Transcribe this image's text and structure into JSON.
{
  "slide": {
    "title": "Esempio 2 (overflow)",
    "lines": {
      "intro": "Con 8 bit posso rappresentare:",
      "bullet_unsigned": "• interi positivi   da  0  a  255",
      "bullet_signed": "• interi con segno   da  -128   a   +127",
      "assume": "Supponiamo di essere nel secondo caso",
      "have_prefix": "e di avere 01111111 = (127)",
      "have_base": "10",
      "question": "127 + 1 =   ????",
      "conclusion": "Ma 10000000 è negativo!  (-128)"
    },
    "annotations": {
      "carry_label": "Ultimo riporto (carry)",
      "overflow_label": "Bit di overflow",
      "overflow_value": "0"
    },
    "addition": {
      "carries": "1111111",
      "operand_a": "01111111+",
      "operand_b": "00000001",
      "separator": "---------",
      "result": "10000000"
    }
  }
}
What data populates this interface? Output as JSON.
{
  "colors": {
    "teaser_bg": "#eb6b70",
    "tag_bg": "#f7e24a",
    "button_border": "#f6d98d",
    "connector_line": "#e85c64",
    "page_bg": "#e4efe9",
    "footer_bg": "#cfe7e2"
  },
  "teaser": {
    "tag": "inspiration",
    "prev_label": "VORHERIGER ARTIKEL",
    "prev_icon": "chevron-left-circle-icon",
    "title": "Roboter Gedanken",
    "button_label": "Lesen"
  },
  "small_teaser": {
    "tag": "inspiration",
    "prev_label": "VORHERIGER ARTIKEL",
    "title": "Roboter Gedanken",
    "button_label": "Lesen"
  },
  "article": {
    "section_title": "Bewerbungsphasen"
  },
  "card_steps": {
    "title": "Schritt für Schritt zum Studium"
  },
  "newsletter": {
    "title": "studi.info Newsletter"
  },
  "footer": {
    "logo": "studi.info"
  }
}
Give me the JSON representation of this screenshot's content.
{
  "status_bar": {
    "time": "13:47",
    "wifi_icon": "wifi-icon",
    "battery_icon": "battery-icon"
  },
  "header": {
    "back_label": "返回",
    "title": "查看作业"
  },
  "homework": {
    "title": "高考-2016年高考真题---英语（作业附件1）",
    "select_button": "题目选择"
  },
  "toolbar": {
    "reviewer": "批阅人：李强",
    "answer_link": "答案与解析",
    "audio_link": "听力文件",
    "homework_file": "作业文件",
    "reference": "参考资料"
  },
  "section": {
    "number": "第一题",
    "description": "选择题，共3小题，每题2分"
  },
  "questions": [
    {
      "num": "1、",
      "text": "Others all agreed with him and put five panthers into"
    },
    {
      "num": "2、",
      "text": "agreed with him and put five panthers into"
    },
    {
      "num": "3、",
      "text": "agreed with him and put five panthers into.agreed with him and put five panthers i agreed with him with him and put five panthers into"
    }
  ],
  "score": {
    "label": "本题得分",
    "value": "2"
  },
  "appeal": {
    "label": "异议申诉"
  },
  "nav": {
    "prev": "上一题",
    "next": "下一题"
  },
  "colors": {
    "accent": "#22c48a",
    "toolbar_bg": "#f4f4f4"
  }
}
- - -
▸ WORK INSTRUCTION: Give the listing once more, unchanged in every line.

▸ WRITTEN REPLY:
Transcribe this image's text and structure into JSON.
{
  "slide": {
    "title": "Esempio 2 (overflow)",
    "lines": {
      "intro": "Con 8 bit posso rappresentare:",
      "bullet_unsigned": "• interi positivi   da  0  a  255",
      "bullet_signed": "• interi con segno   da  -128   a   +127",
      "assume": "Supponiamo di essere nel secondo caso",
      "have_prefix": "e di avere 01111111 = (127)",
      "have_base": "10",
      "question": "127 + 1 =   ????",
      "conclusion": "Ma 10000000 è negativo!  (-128)"
    },
    "annotations": {
      "carry_label": "Ultimo riporto (carry)",
      "overflow_label": "Bit di overflow",
      "overflow_value": "0"
    },
    "addition": {
      "carries": "1111111",
      "operand_a": "01111111+",
      "operand_b": "00000001",
      "separator": "---------",
      "result": "10000000"
    }
  }
}
What data populates this interface? Output as JSON.
{
  "colors": {
    "teaser_bg": "#eb6b70",
    "tag_bg": "#f7e24a",
    "button_border": "#f6d98d",
    "connector_line": "#e85c64",
    "page_bg": "#e4efe9",
    "footer_bg": "#cfe7e2"
  },
  "teaser": {
    "tag": "inspiration",
    "prev_label": "VORHERIGER ARTIKEL",
    "prev_icon": "chevron-left-circle-icon",
    "title": "Roboter Gedanken",
    "button_label": "Lesen"
  },
  "small_teaser": {
    "tag": "inspiration",
    "prev_label": "VORHERIGER ARTIKEL",
    "title": "Roboter Gedanken",
    "button_label": "Lesen"
  },
  "article": {
    "section_title": "Bewerbungsphasen"
  },
  "card_steps": {
    "title": "Schritt für Schritt zum Studium"
  },
  "newsletter": {
    "title": "studi.info Newsletter"
  },
  "footer": {
    "logo": "studi.info"
  }
}
Give me the JSON representation of this screenshot's content.
{
  "status_bar": {
    "time": "13:47",
    "wifi_icon": "wifi-icon",
    "battery_icon": "battery-icon"
  },
  "header": {
    "back_label": "返回",
    "title": "查看作业"
  },
  "homework": {
    "title": "高考-2016年高考真题---英语（作业附件1）",
    "select_button": "题目选择"
  },
  "toolbar": {
    "reviewer": "批阅人：李强",
    "answer_link": "答案与解析",
    "audio_link": "听力文件",
    "homework_file": "作业文件",
    "reference": "参考资料"
  },
  "section": {
    "number": "第一题",
    "description": "选择题，共3小题，每题2分"
  },
  "questions": [
    {
      "num": "1、",
      "text": "Others all agreed with him and put five panthers into"
    },
    {
      "num": "2、",
      "text": "agreed with him and put five panthers into"
    },
    {
      "num": "3、",
      "text": "agreed with him and put five panthers into.agreed with him and put five panthers i agreed with him with him and put five panthers into"
    }
  ],
  "score": {
    "label": "本题得分",
    "value": "2"
  },
  "appeal": {
    "label": "异议申诉"
  },
  "nav": {
    "prev": "上一题",
    "next": "下一题"
  },
  "colors": {
    "accent": "#22c48a",
    "toolbar_bg": "#f4f4f4"
  }
}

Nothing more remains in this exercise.